Save the Children is investing significantly on ensuring today’s youth are prepared to enter the workforce and have the knowledge and pathways to do so.   Our agile and youth-centric livelihood ecosystems are tailored to drive employment opportunities that meet the specific immediate and anticipated needs of local labor markets, including building green skills and growth mindsets. The result: 1 million youth in 47 countries have benefitted from Save the Children’s youth livelihoods programs.

Our Global Response

Economically secure households provide a more stable foundation for children to stay healthy, be protected and thrive. Recognizing that today’s youth are tomorrow’s parents and caregivers, we are building on Save the Children’s established strengths in education, protection and community development to create and scale up an evidence-based approach to the youth employment. Save the Children takes a distinctive, multilevel approach to ensure that youth make a successful transition to adulthood and break the cycle of poverty.

In emerging and developing markets around the world, our youth economic opportunity programs equip deprived and at-risk adolescents and youth with the skills and job linkages they need to find decent jobs or build their own businesses. Our programs offer market-driven employability skills, entrepreneurship, vocational training, on-the-job training, career counseling, mentorship, job linkages, financial literacy and good savings practices, and business startup services to young women and men aged 12-to-24, living in urban and peri-urban communities. Our approach ensures maximum impact in the communities we serve by building the capacity of parents, teachers, mentors, employers, and community and non-profit leaders and advocating with government agencies for systems level change to make training more relevant to the needs of employers, open access for deprived youth to safe and rewarding jobs and improve workplaces that employ youth.

Youths Livelihoods At a Glance graphic

Youth Voice – Transforming Economic Opportunities

A young girl works with a tape measure as part of Save the Children’s Skills to Succeed program in Indonesia. Thanks to the program, she sharpened her employability skills and tripled her income. Photo credit: Susan Warner / Save the Children, December 2013.


Forced by poverty to stop school after 8th grade, Sabina was earning $30/month in a tailor’s shop. Then she participated in our Skills to Succeed program for 9 months, gaining employability skills and modern vocational training. After the training, Sabina more than tripled her income. “My next destination,” she says, “is to be floor manager in large garment-industry business.”

A young woman waters plants in her café in Ethiopia. She participated in a work-readiness training through Save the Children, where she learned business skills to help her succeed. Photo credit: Save the Children.


Kemer dropped out of school in 7th grade and immigrated to Saudi Arabia for work, but returned to Ethiopia disappointed. She then enrolled in POTENTIAL’s work-readiness training, which renewed her motivation and upgraded her business skills. “The training helped me to identify my mistakes and made me learn from them.

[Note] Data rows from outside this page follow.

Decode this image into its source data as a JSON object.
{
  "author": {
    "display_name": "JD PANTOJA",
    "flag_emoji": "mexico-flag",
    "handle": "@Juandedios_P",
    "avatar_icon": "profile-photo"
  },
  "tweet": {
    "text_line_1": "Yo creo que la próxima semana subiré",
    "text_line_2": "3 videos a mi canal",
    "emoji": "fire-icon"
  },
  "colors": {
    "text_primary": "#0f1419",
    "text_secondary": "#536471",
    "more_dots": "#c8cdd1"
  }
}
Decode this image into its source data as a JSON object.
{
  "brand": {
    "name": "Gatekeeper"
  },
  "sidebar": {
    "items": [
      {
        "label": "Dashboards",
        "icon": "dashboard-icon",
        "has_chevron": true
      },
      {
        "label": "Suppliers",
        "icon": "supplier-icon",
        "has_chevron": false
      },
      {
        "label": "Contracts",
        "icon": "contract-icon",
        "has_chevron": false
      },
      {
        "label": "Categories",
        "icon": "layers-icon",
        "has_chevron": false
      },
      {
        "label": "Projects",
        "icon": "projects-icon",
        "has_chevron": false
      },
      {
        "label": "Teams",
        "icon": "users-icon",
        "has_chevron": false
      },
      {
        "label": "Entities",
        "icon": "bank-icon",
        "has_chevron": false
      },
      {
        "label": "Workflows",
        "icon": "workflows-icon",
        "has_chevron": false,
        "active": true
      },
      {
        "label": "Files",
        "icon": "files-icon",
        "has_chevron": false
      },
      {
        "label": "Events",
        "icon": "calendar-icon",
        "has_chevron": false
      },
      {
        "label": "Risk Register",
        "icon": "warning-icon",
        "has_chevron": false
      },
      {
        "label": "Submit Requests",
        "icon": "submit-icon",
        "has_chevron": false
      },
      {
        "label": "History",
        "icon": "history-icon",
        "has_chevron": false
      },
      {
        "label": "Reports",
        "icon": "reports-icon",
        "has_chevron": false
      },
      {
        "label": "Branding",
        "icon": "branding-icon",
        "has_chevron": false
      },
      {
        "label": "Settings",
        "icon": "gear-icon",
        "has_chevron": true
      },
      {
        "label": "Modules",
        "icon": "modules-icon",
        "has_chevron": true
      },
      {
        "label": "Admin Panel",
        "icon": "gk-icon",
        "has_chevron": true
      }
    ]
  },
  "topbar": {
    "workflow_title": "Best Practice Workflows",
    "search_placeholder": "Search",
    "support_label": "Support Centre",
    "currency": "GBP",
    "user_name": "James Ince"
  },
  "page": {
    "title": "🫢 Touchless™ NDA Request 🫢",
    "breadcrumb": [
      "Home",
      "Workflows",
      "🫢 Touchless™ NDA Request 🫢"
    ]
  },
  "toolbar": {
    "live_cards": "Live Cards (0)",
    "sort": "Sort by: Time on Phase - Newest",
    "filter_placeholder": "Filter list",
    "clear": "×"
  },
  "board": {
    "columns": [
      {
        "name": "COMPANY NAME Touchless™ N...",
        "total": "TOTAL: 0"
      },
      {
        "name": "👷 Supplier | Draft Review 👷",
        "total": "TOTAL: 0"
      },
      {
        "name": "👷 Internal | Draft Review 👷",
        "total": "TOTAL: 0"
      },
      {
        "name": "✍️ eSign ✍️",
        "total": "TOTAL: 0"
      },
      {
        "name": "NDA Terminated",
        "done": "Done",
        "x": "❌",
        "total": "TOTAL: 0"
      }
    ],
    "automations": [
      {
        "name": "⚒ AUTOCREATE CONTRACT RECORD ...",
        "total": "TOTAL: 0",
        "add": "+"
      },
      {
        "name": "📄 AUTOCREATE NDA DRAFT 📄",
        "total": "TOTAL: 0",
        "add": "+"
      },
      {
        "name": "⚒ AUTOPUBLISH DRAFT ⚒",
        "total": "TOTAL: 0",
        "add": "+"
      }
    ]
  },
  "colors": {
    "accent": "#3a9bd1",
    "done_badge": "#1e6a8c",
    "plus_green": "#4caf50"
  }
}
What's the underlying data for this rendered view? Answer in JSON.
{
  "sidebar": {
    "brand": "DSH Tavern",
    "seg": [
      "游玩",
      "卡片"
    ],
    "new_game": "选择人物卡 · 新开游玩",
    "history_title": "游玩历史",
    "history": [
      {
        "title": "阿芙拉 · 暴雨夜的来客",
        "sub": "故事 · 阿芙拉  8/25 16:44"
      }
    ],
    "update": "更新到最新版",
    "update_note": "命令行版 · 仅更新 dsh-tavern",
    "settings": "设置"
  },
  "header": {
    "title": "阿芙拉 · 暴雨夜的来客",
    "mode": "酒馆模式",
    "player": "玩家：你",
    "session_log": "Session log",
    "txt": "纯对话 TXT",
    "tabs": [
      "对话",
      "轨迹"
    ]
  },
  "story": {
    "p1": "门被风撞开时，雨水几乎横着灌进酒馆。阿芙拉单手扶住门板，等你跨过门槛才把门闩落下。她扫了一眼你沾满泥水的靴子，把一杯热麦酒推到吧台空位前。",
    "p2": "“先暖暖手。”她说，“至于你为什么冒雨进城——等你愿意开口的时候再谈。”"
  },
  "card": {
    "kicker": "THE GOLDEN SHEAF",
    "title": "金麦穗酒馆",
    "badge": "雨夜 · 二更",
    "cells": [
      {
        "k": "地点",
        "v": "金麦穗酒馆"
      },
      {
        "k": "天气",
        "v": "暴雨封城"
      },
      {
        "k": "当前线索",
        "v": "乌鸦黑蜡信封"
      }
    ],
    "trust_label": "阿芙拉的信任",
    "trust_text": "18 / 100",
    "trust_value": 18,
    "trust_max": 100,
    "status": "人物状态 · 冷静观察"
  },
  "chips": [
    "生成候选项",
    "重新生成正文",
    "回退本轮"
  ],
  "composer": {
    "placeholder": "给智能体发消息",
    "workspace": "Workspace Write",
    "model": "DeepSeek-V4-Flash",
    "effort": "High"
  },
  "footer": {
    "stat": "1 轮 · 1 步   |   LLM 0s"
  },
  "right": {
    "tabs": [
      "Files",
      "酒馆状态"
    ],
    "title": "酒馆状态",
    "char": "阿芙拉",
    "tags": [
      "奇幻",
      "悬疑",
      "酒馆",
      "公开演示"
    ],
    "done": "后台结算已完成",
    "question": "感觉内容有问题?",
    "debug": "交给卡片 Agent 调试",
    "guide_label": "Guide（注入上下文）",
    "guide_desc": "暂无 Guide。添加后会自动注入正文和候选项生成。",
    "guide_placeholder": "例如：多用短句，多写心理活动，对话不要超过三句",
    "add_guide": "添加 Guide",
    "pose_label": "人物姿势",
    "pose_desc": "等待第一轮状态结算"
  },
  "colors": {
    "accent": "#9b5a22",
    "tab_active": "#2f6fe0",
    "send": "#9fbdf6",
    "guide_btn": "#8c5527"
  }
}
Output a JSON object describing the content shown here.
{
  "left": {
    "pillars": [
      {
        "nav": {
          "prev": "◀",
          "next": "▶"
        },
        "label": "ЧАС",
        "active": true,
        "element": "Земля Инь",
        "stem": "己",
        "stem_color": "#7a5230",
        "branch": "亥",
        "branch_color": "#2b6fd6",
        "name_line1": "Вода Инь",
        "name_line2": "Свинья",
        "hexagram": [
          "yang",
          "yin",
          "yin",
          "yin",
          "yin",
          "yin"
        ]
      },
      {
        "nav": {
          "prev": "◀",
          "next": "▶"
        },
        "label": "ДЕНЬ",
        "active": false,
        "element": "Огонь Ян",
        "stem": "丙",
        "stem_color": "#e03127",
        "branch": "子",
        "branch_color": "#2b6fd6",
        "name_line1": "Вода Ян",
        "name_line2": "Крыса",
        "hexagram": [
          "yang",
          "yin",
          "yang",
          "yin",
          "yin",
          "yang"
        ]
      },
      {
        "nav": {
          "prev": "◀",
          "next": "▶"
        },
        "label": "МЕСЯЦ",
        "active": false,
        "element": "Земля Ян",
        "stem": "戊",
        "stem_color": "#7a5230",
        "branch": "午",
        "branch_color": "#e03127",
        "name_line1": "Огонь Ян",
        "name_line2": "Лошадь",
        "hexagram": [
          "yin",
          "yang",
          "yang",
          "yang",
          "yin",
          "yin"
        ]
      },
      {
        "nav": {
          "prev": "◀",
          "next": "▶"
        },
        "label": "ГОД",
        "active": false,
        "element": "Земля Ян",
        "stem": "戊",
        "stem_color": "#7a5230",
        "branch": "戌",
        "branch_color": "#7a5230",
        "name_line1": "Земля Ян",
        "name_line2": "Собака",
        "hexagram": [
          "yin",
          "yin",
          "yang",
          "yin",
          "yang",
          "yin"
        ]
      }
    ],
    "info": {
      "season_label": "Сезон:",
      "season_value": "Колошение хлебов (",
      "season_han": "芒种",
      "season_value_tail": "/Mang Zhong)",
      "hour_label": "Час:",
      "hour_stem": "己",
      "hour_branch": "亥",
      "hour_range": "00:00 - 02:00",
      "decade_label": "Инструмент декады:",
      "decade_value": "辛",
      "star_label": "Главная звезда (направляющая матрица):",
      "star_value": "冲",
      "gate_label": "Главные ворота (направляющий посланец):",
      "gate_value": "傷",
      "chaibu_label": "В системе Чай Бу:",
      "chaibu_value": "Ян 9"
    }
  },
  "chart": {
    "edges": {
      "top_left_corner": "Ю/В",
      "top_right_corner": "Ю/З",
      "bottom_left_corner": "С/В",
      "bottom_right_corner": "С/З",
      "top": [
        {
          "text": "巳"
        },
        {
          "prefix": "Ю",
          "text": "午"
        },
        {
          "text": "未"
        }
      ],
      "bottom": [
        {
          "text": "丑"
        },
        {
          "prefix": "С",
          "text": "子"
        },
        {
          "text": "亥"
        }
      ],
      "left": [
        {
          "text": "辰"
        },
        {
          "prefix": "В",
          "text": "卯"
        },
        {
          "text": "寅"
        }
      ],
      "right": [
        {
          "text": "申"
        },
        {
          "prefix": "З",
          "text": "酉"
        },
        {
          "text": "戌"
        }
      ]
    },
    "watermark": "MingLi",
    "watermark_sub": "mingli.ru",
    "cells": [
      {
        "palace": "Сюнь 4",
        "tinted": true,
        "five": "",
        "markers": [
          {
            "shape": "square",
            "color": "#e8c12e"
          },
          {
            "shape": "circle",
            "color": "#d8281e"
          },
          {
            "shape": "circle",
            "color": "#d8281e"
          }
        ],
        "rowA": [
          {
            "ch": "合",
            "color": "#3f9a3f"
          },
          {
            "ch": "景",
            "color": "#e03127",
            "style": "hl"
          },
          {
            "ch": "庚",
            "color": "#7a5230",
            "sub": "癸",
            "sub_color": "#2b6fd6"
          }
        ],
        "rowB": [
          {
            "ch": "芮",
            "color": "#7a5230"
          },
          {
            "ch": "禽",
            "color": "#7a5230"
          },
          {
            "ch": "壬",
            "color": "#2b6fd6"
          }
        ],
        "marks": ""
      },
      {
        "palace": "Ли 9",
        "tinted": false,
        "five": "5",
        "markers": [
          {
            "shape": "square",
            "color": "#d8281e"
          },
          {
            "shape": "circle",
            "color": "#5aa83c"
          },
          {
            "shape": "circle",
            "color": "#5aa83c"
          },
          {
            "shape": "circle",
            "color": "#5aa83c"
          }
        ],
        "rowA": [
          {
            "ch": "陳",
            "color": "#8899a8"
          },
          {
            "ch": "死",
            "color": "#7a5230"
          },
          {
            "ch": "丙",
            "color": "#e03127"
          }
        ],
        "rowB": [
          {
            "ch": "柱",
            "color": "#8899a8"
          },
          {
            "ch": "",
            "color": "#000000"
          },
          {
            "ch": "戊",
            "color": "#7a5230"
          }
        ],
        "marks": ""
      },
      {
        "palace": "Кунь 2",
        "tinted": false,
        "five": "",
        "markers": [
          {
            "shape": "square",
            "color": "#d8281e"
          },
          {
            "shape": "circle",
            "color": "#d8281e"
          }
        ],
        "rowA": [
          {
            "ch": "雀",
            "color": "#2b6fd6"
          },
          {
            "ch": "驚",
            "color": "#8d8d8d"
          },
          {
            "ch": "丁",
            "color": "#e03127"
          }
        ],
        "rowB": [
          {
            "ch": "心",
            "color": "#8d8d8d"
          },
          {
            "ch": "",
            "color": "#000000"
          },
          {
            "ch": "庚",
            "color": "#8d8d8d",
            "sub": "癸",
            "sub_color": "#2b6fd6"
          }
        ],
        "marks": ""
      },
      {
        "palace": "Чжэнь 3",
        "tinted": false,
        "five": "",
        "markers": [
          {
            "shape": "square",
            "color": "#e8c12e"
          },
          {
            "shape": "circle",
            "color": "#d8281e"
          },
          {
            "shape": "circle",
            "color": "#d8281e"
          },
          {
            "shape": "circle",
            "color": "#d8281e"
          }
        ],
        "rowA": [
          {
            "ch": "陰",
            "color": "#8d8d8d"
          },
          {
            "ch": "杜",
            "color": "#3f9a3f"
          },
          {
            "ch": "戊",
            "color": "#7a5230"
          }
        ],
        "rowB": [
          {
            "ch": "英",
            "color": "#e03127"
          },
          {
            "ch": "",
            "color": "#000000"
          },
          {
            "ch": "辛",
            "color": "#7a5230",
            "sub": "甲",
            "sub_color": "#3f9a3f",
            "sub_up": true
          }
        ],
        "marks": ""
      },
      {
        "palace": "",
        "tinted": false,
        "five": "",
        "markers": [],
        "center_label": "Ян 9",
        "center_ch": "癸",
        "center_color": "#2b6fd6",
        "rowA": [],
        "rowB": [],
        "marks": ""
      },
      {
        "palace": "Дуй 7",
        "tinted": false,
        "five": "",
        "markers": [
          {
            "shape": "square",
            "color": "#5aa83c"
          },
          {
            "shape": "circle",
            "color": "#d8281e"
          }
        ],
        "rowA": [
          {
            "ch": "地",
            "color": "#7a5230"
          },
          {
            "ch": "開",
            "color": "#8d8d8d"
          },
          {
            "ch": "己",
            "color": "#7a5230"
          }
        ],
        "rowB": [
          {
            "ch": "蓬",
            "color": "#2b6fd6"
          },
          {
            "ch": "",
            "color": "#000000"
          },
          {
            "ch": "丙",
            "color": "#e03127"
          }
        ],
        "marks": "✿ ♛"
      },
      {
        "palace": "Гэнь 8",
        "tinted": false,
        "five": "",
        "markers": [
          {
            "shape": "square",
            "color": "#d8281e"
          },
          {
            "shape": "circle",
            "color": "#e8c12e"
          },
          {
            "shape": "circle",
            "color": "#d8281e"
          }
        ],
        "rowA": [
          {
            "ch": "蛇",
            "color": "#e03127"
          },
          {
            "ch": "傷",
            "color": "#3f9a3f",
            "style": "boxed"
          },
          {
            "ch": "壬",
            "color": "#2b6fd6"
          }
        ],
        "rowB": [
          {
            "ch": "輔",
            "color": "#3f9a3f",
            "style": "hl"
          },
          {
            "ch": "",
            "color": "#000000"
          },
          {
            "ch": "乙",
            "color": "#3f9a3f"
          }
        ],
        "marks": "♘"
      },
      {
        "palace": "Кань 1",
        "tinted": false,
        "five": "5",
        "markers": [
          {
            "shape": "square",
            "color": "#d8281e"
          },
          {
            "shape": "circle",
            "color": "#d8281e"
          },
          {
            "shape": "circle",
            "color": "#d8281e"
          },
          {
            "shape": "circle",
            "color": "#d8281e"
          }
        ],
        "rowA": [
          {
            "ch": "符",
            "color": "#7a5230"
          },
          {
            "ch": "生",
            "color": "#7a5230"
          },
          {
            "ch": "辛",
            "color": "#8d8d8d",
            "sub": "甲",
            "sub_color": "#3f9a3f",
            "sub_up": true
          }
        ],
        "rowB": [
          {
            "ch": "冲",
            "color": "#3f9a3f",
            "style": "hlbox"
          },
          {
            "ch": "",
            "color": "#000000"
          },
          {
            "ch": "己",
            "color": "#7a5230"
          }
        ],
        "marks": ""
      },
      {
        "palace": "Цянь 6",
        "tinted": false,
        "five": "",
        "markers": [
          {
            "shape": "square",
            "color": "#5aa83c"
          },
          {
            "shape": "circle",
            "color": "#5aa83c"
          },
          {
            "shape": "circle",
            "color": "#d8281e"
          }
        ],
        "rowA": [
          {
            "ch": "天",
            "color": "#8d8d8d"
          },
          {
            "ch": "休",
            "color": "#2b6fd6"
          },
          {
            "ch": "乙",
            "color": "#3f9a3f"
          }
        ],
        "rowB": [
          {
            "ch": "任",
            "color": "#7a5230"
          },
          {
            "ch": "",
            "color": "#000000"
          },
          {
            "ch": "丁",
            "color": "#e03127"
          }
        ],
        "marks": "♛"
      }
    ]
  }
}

It taught me about customer service, community mapping, saving and other important lessons,” she recounts. Her café is now full of customers, and she is an inspiration to many young girls in her home town.

A group of men gather together for professional training as part of the Cocoalife program. Photo credit: Save the Children.


Though only 24, Triswandi was elected to the executive committee of a farmers’ savings and lending group organized by our Cocoalife program. “This process has contributed to enriching my communications and leadership skills,” he says, “and even how to manage people who are older than me, which is sometimes very difficult."